Schroders Global Investor Study 2022: SA investors to seek expert advice in light of economic uncertainties
Kondi Nkosi, Country Head at Schroders South Africa
Even amidst a climate of global economic uncertainty, South African investors expect to realise higher returns over the next five years compared to what was achieved in preceding years. To do this, the majority of investors – regardless of experience – will enlist the help of a financial adviser or lean on the advice of fund managers, as the Schroders Global Investor Study (GIS) 2022 has found.
Schroders’ flagship study surveyed more than 23,000 investors from 33 locations globally. Among them were 400 South Africans, the majority of whom professed to have an ‘intermediate’ level of investment knowledge on a spectrum ranging from ‘beginner’ to ‘expert.’

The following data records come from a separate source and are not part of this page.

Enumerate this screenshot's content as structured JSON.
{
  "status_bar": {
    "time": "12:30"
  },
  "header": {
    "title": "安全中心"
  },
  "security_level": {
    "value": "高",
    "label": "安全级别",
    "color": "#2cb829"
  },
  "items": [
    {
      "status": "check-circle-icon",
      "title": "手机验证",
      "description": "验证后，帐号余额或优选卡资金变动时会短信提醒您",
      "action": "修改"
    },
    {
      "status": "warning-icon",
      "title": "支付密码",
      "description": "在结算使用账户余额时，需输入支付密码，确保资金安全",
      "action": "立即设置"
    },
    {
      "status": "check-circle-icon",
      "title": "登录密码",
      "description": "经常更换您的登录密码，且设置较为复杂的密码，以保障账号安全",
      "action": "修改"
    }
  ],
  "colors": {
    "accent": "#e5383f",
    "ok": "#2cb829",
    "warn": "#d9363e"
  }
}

Commenting on the results of the study, Kondi Nkosi, Country Head at Schroders South Africa, explained that the largest proportion (20%) of South African investors expect to realise returns of between 20% – 25% over the next five years, although the same percentage of respondents claimed to have made between 15% –19% total returns on average over the past five years.
According to Nkosi, this is indicative of a “decidedly optimistic outlook held by South African investors when compared to their global counterparts. This could be attributed to the better-than-average expected performance of the country’s domestic market in 2021. In the context of growing global instability as well as the political shifts that are underfoot in South Africa, this position may change. Or it may very well come to characterise the inherently positive mindsets of South African investors going into 2023.”
However, as he asserts, “local investors are less inclined to ‘go it alone’ in a climate of uncertainty.”
According to the GIS, even the most knowledgeable investors in South Africa are turning to financial advisers to help them navigate the prevailing uncertainty. 44% of beginner/rudimentary investors indicated that they would be more likely to seek the advice of a financial adviser, with 50% of intermediate investors and 43% of expert/advanced respondents claiming the same.
Similarly, 47% of GIS respondents indicated that they are finding either actively or passively managed funds more attractive than six months ago. For Nkosi, this is a clear indicator of a parallel rise in uncertainty on how to navigate what, for many investors, is unchartered territory and a rise in the confidence people place in financial advisers’ expertise.
He said: “We have to appreciate the unique and unprecedented position that South African investors find themselves in: caught in a climate of geopolitical instability and a local landscape that is undergoing a historic level of change. The role of financial advisers will become even more important going forward in helping South Africans to make clear and informed decisions that will reap long-term benefits.”
Nkosi pointed to the specific emphasis that the 2022 GIS placed on how local investors are responding to global economic phenomena, such as interest rate hikes and rising inflation.
In South Africa, where inflation hit a 13-year high during the latter part of the year, the findings of the survey were particularly compelling. 43% of respondents indicated that they had changed their investment strategy in light of rising inflation, 42% expressed their intention to do so in future and only 14% indicated that they had no intention of making any significant changes to their portfolio.
In terms of how South African investors aim to respond to rising interest rates, 66% indicated that ‘saving more and spending less’ was high on the agenda, followed by 57% who chose ‘investing in crypto-currencies such as Bitcoin and Ethereum’, and 55% whose preference was repaying debt faster.
Subsequently, among the top investment types that have become less attractive over the last 6 months were government bonds and cash (or cash equivalents) – both of which are vulnerable to increasing interest rates.
According to the GIS, in the years to come, half of South African investors will feel forced to take on more risk in order to meet their return expectations while 27% claim to have made investment decisions under pressure that they later regret.
As Nkosi concluded: “These findings point once again to the need for South Africans to seek expert advice on what has become an increasingly complex investment landscape. This is particularly true in South Africa where 53% of investors believe that the performance of their investments has a direct impact on their mental wellbeing. In future, enlisting the assistance of an industry expert may therefore have far-reaching benefits, and is one of the most effective ways to ‘sense-check’ your investment decisions before making major changes based on limited knowledge.”